Take a shipping container, add AI help and a boat full of black soldier flies, stack in a mountain of food waste, invest $16 million led by Balderton Capital and call for reviewers of Michelin, because om nom, you’ve got yourself a delicious dish called Better Origins. The company is using what it calls a “mini-farm” that turns expired fruits and vegetables into delicious flakes that can be used as animal feed.
“I am an engineer and I just left the oil and gas industry. I started my master’s degree in sustainable engineering at Cambridge, hoping that I would get into things like this. I always thought I would dedicate my life to something. I wanted to do something meaningful, impactful, and bring about change. That year, I participated in many competitions around entrepreneurship, especially on sustainability. That’s where I met my co-founder, a biologist. They presented us with a problem to solve: food waste and found smarter ways to dispose of it,” said Fotis Fotiadis, CEO and co-founder of Better Origin. “We started doing this five years ago. Things have evolved a lot and with the purpose and entire mission of the company. I believe our generation will have to tackle one of the biggest challenges as we go together, ‘how can we produce food to feed people in a sustainable and safe way? ?’ One of the biggest problems with getting there is globalization. And I mean we have a global food supply chain that has broken down structurally, because it’s unsustainable.”
The company points out that you can choose any product you want in the supermarket, and there are very few locally made products.
Fotiadis lamented: “Even what we thought was local is missing. “Most of the seeds fed to the chickens come from South America. So that causes two big problems: you need to transport things over long distances, which is very harmful to the environment. ”
In the context of a world with a President of the United States Biden is showing that we are facing food shortages due to Russia’s invasion of Ukraine, it is very clear that the food supply cannot recover as it probably should. Better Origin believes it has at least part of the solution.
“We make the food supply chain local, and we need a new ingredient to do that. Our belief is to use food waste, as this new ingredient. Food waste is everywhere; it is local and has a lot of nutrients hidden in it. Our technology can take any type of waste and convert it into food,” explains Fotiadis. “We have built automated factories in shipping containers. You put food waste on one end and you feed the insects. Insects grow and you feed the animals those insects. Because these systems reside in shipping containers, they can be deployed in all sorts of parts of the supply chain.”

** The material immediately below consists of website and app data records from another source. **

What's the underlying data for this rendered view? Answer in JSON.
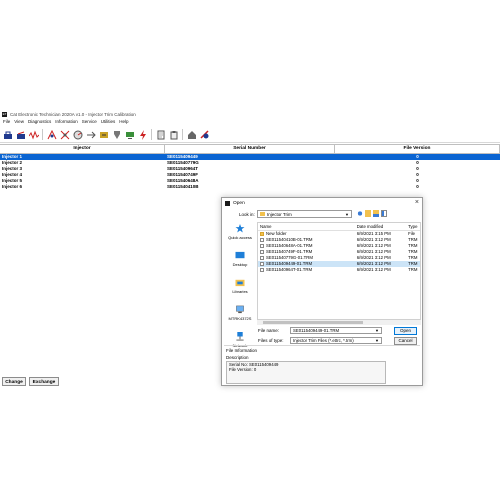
{
  "app": {
    "title": "Cat Electronic Technician 2020A v1.0 - Injector Trim Calibration",
    "menu": [
      "File",
      "View",
      "Diagnostics",
      "Information",
      "Service",
      "Utilities",
      "Help"
    ],
    "table": {
      "headers": [
        "Injector",
        "Serial Number",
        "File Version"
      ],
      "rows": [
        {
          "injector": "Injector 1",
          "serial": "SE0115409449",
          "version": "0"
        },
        {
          "injector": "Injector 2",
          "serial": "SE011540779G",
          "version": "0"
        },
        {
          "injector": "Injector 3",
          "serial": "SE011540964T",
          "version": "0"
        },
        {
          "injector": "Injector 4",
          "serial": "SE011540749F",
          "version": "0"
        },
        {
          "injector": "Injector 5",
          "serial": "SE011540648A",
          "version": "0"
        },
        {
          "injector": "Injector 6",
          "serial": "SE011540410B",
          "version": "0"
        }
      ]
    },
    "buttons": {
      "change": "Change",
      "exchange": "Exchange"
    }
  },
  "dialog": {
    "title": "Open",
    "close": "×",
    "look_in_label": "Look in:",
    "look_in_value": "Injector Trim",
    "places": [
      "Quick access",
      "Desktop",
      "Libraries",
      "MTRK4372S",
      "Network"
    ],
    "columns": [
      "Name",
      "Date modified",
      "Type"
    ],
    "files": [
      {
        "name": "New folder",
        "date": "6/9/2021 3:15 PM",
        "type": "File"
      },
      {
        "name": "SE011540410B-01.TRM",
        "date": "6/9/2021 3:12 PM",
        "type": "TRM"
      },
      {
        "name": "SE011540648A-01.TRM",
        "date": "6/9/2021 3:12 PM",
        "type": "TRM"
      },
      {
        "name": "SE011540749F-01.TRM",
        "date": "6/9/2021 3:12 PM",
        "type": "TRM"
      },
      {
        "name": "SE011540779G-01.TRM",
        "date": "6/9/2021 3:12 PM",
        "type": "TRM"
      },
      {
        "name": "SE0115409449-01.TRM",
        "date": "6/9/2021 3:12 PM",
        "type": "TRM"
      },
      {
        "name": "SE011540964T-01.TRM",
        "date": "6/9/2021 3:12 PM",
        "type": "TRM"
      }
    ],
    "file_name_label": "File name:",
    "file_name_value": "SE0115409449-01.TRM",
    "file_type_label": "Files of type:",
    "file_type_value": "Injector Trim Files (*.ettrc, *.trm)",
    "open_label": "Open",
    "cancel_label": "Cancel",
    "file_info_label": "File Information",
    "description_label": "Description",
    "desc_lines": [
      "Serial No: SE0115409449",
      "File Version: 0"
    ]
  },
  "colors": {
    "selection": "#0a64d2",
    "dialog_selection": "#cce4f7",
    "folder": "#f2c14e"
  }
}
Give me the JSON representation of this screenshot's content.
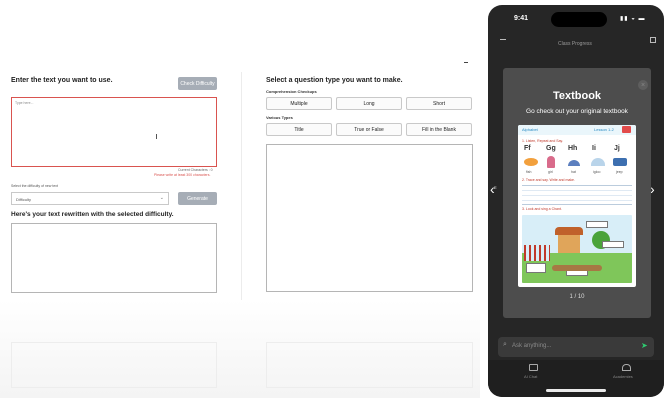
{
  "left_panel": {
    "heading": "Enter the text you want to use.",
    "check_button": "Check Difficulty",
    "text_placeholder": "Type here...",
    "current_chars": "Current Characters : 0",
    "min_chars_warning": "Please write at least 300 characters.",
    "difficulty_label": "Select the difficulty of new text",
    "difficulty_value": "Difficulty",
    "generate_button": "Generate",
    "rewritten_heading": "Here's your text rewritten with the selected difficulty."
  },
  "right_panel": {
    "heading": "Select a question type you want to make.",
    "comprehension_label": "Comprehension Checkups",
    "comprehension_buttons": [
      "Multiple",
      "Long",
      "Short"
    ],
    "various_label": "Various Types",
    "various_buttons": [
      "Title",
      "True or False",
      "Fill in the Blank"
    ]
  },
  "phone": {
    "status_time": "9:41",
    "nav_title": "Class Progress",
    "modal_title": "Textbook",
    "modal_subtitle": "Go check out your original textbook",
    "page_indicator": "1 / 10",
    "ask_placeholder": "Ask anything...",
    "tabs": [
      "AI Chat",
      "Academies"
    ],
    "textbook": {
      "header_left": "Alphabet",
      "header_right": "Lesson 1-2",
      "section1": "1. Listen, Repeat and Say.",
      "letters": [
        "Ff",
        "Gg",
        "Hh",
        "Ii",
        "Jj"
      ],
      "words": [
        "fish",
        "girl",
        "hat",
        "igloo",
        "jeep"
      ],
      "section2": "2. Trace and say. Write and make.",
      "section3": "3. Look and sing a Chant."
    },
    "accent": "#2ecc71"
  }
}
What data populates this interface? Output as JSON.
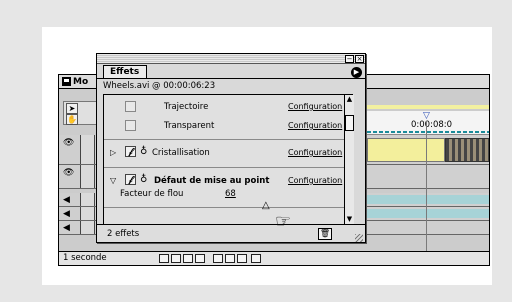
{
  "main_window": {
    "title": "Mo",
    "timecode": "0:00:08:0",
    "marker_icon": "inpoint-marker-icon",
    "status": {
      "duration": "1 seconde"
    }
  },
  "effects_palette": {
    "tab_label": "Effets",
    "clip_info": "Wheels.avi @ 00:00:06:23",
    "effects": [
      {
        "name": "Trajectoire",
        "config": "Configuration"
      },
      {
        "name": "Transparent",
        "config": "Configuration"
      },
      {
        "name": "Cristallisation",
        "config": "Configuration"
      },
      {
        "name": "Défaut de mise au point",
        "config": "Configuration",
        "expanded": true
      }
    ],
    "parameter": {
      "label": "Facteur de flou",
      "value": "68"
    },
    "footer": {
      "count": "2 effets"
    }
  },
  "colors": {
    "background": "#e6e6e6",
    "panel": "#d9d9d9",
    "clip_yellow": "#f3ef9c",
    "clip_teal": "#a7d3d7",
    "accent_blue": "#2a4db3"
  }
}
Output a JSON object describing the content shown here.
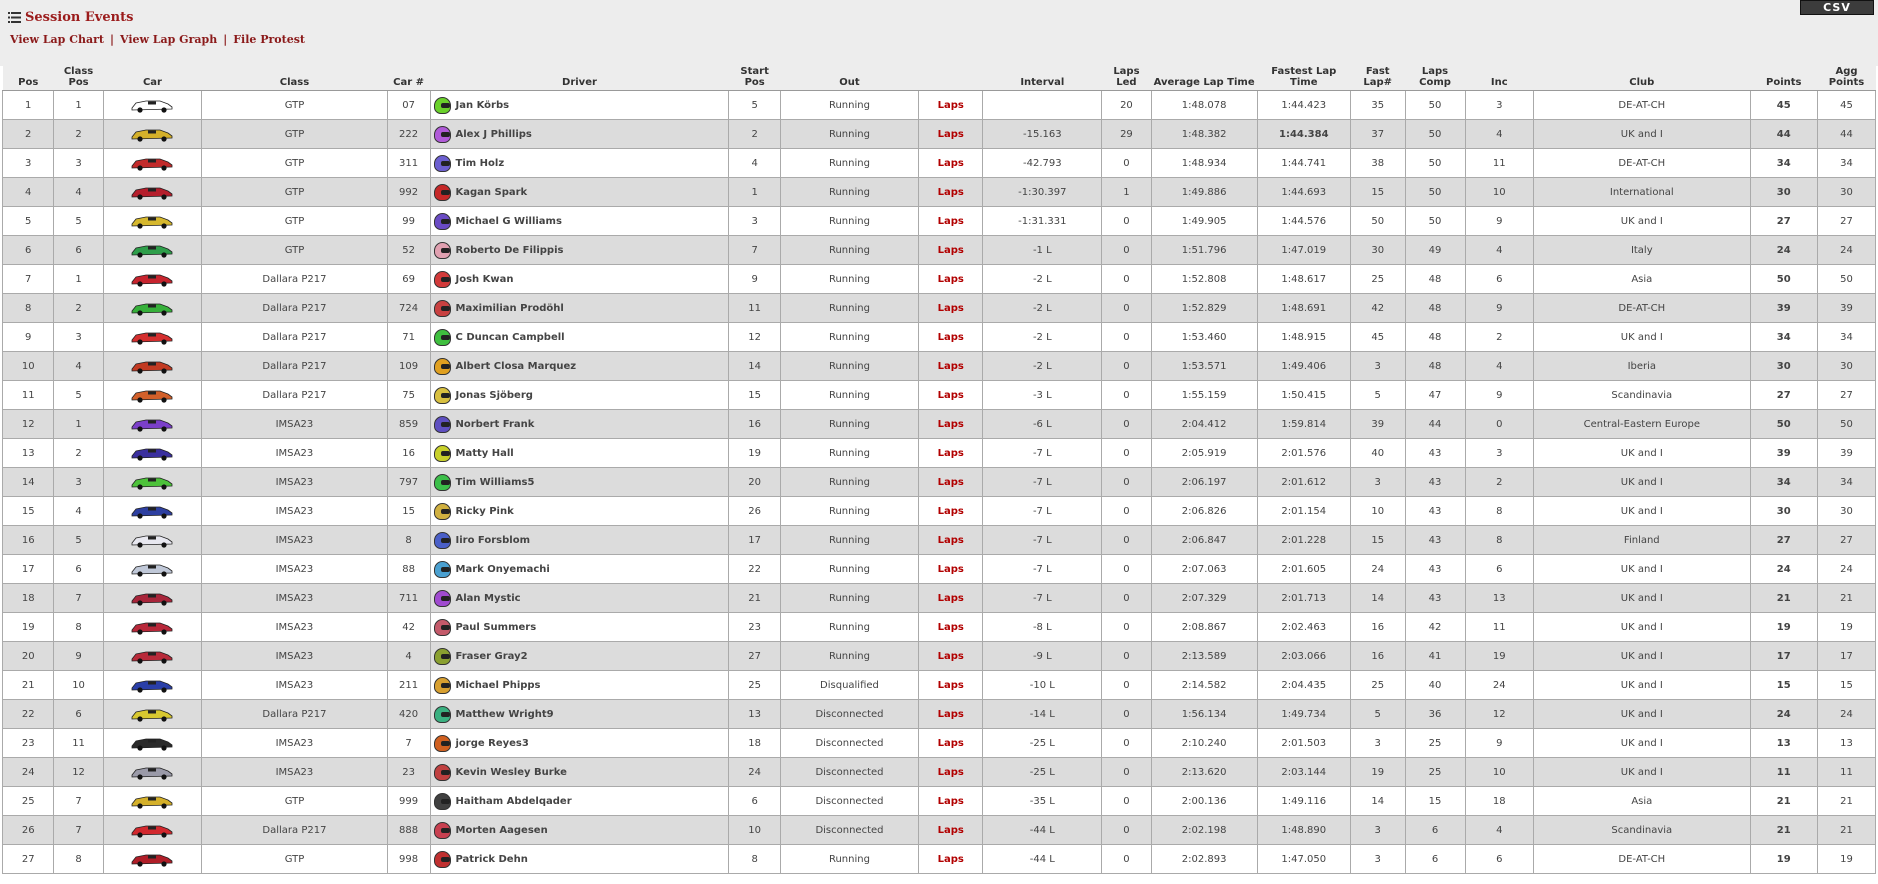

In short, the company’s premise is to shift feed production to farms that consume feed. This reduces the cost of feed consumption and emissions while increasing the productivity of farmers. $16 million funding round led by veteran UK investors The capital city of Balderton and will be used to help the company grow its team and scale internationally. Existing investors Fly Ventures and Metavallon VC also participated.
Through decentralized AI-powered insect mini-farms, Better Origin takes local food waste from supermarkets and turns it into sustainable, high-quality animal feed. Its containerized insect farms replicate the conditions found in nature, where insects ingest food and convert it into the nutrients needed by other animals to thrive. Using AI and automation to create the optimal environment for this cycle to thrive, Better Origin produces black soldier fly larvae that can be fed to farm animals. Cameras, computer vision and sensors monitor the conditions in each small farm to ensure they are optimal for production.
In December, Better Origin signed an agreement to supply 10 small insect farms to raise chickens at Morrisons supermarket’s giant egg farms in the UK. The company thinks it is on track to save 5,700 tons of CO2 emissions per year.
“Fotis, Miha [Pipan, CSO] and the Better Origin team are working to fundamentally change our broken food chain, for the benefit of everyone,” said Suranga Chandratillake, general partner at Balderton Capital. “Climate change, pandemics, political tensions and our growing population have repeatedly demonstrated how fragile our current systems are. They also showed how agriculture is currently exacerbating the challenges we face and the solutions so far have not resulted in the wholesale change we need. Better Origin takes a new approach and we believe it can have a transformative impact on food and farming systems.”
The company currently has 5 mini-farms in operation, but is planning to grow rapidly in the coming year.
“I hope that if one goes according to plan, we will have 20 orders in the next few months,” suggests. Fotiadis, outlines the company’s growth ambitions.